Dissemination of Information: Data and information obtained by PHIs and quarantine stations appear in monthly publication of Infectious Agents Surveillance Report (IASR) and in Supplement of Japanese Journal of Infectious Diseases published once a year. They are also available in the format of tables and figures daily updated on IASR homepage (http://idsc.nih.go.jp/iasr/index.html).
IASR was first published in March 1980 by the Working Group of the Research Project for Development of a Surveillance System of Pathogenic Microbes in Japan (1979-1982, under direction by Hiromasa Inoue, Director General of Aichi Prefectural Institute of Public Health at that time) (see IASR 1: 1, 1980 reproduced in p. 74 of this issue). Since then, IASR has been published every month for 30 years without interruption. The editorial activities are carried out by the IASR secretariat in NIID/NIH.
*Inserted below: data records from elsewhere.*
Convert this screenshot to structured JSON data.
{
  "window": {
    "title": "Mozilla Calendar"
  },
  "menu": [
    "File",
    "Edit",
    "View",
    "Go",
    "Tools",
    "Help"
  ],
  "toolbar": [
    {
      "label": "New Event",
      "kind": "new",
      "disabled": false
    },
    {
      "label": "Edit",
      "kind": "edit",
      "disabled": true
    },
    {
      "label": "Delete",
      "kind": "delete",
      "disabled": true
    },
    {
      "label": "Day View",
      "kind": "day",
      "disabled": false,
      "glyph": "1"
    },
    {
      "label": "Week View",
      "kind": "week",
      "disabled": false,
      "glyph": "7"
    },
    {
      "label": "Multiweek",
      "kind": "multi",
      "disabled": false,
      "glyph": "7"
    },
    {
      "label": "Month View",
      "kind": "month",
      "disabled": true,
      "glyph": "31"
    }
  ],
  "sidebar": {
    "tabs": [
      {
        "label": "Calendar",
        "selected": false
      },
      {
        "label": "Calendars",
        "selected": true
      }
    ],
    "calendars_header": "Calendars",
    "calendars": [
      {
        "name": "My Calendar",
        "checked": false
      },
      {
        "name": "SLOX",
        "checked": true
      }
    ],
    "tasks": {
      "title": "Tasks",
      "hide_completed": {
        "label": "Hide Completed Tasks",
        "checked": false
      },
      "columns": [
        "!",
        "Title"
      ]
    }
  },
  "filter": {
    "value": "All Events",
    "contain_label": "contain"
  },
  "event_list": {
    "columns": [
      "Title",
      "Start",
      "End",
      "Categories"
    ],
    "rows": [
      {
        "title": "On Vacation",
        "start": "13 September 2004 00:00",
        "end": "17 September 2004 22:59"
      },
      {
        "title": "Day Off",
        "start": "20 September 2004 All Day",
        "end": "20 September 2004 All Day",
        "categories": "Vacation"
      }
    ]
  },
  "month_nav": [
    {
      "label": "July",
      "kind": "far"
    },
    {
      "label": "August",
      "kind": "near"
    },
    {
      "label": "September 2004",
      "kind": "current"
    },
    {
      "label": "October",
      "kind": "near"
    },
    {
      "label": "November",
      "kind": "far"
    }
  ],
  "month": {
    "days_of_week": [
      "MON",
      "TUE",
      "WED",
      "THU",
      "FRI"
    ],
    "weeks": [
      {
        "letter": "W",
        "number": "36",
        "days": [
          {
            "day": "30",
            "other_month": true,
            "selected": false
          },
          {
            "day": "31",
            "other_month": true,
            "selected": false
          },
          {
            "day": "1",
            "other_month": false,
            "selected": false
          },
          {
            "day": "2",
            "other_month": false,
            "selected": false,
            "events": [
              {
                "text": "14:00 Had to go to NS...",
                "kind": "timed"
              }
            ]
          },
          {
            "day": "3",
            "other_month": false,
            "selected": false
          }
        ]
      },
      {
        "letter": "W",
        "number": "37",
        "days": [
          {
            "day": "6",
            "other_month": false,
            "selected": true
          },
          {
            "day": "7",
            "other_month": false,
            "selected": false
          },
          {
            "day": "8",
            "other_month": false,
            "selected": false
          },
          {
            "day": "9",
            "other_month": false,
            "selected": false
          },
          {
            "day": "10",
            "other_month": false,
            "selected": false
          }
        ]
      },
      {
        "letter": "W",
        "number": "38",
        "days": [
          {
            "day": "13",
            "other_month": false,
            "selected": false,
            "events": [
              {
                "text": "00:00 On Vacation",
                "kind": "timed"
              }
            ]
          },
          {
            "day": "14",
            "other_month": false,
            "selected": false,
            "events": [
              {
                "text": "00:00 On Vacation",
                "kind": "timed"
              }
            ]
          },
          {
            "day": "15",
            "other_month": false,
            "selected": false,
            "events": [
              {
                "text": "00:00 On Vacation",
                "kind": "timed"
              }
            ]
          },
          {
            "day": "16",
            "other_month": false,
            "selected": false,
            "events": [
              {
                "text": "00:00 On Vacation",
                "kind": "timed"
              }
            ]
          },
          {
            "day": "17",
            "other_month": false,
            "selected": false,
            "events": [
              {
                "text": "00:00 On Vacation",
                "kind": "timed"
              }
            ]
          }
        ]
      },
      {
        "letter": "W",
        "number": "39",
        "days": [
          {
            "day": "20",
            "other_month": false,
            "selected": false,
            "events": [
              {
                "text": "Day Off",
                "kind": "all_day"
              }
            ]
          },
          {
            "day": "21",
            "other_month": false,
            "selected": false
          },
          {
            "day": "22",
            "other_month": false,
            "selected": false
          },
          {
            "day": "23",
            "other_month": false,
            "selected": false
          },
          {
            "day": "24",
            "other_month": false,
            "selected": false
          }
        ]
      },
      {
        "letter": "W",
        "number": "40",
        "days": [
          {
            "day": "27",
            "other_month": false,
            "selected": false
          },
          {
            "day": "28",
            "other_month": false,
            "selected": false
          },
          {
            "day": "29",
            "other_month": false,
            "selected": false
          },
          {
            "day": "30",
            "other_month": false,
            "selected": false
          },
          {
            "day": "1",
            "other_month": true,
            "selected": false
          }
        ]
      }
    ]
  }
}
Since 1983, it has been jointly published by NIID/NIH and Tuberculosis and Infectious Diseases Control Division in MHLW. It is the only infectious disease journal that is published regularly by the national government. IASR is distributed to information originators (e.g. PHIs, quarantine stations, health centers, collaborative medical institutions), public health departments of local governments, departments concerned in MHLW, NIID and other institutions. Internet version is available in IASR homepage, too.
From November 1982, every IASR issue contains a special article, “Topic of This Month”, which provides updated general epidemiological information on one selected disease or pathogen (see p. 73 of this issue). The “Topic of This Month” is usually accompanied with invited articles related to the topic. PHIs are invited to write an article in IASR when they report cases or outbreaks that merit special attention. Such articles appear under the title of “domestic information”. Articles under “information abroad” are abridged translations of selected articles among those that appeared in publications of World Health Organization, U.S. Center for Disease Control and Prevention, U.K. Health Protection Agency, etc. IASR reports monthly detection of viruses, rickettsiae, chlamydiae, bacteria, protozoae and parasites, in addition.
Conclusion: The outbreak of botulinus intoxication caused by fried mustard-stuffed lotus roots (karashi-renkon) that were sold in vacuum-packs in 1984 (IASR Vol. 5, No. 11, 1984) necessitated prompt online exchange of pathogen information. The patient information was placed on the on-line system in 1987 and the pathogen information 10 years later. Owing to this development, the AH1pdm detection data could be updated everyday from the beginning of the influenza A(H1N1)2009 pandemic (http://idsc.nih.go.jp/iasr/influ-e.html). However, both surveillance and reporting system contain many problems (see p. 75 of this issue). The required improvement of the system and enrichment of IASR are possible only through comprehension and cooperation of many people concerned.